● HOW TO COMPLETE THIS TASK
Below are records; count the lines that contain "Velocity" and state only that count.

● DATA IN THIS EXERCISE
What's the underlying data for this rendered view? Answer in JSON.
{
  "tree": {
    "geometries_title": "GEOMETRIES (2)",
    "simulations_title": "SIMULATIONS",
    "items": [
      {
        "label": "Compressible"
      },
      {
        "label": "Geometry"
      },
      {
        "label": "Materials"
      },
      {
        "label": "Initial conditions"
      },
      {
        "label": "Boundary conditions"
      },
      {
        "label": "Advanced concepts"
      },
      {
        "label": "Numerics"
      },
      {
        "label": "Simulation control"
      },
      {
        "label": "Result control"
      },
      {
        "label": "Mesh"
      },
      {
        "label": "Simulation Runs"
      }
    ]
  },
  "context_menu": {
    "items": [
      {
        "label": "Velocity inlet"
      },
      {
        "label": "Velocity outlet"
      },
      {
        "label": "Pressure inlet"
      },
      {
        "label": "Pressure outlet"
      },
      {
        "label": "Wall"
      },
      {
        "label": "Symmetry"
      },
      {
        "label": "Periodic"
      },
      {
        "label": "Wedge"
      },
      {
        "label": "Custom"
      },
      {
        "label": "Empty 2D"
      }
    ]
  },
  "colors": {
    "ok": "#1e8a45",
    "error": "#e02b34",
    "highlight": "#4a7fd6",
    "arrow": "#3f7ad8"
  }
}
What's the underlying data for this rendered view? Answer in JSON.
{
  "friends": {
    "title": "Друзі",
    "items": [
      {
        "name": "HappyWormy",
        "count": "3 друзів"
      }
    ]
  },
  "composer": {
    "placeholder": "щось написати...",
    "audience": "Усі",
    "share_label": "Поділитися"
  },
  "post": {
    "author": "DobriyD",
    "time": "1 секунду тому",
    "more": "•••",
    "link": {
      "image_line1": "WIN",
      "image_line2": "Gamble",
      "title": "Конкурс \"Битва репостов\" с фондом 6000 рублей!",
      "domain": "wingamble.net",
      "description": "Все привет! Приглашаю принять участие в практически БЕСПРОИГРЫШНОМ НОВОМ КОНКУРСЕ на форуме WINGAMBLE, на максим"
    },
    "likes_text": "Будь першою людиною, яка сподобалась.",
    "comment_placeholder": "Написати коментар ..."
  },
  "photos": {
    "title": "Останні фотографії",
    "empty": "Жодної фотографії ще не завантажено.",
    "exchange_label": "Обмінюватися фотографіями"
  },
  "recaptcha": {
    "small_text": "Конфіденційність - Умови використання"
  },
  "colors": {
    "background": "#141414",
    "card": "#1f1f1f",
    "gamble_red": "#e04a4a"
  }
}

● WRITTEN RESPONSE
2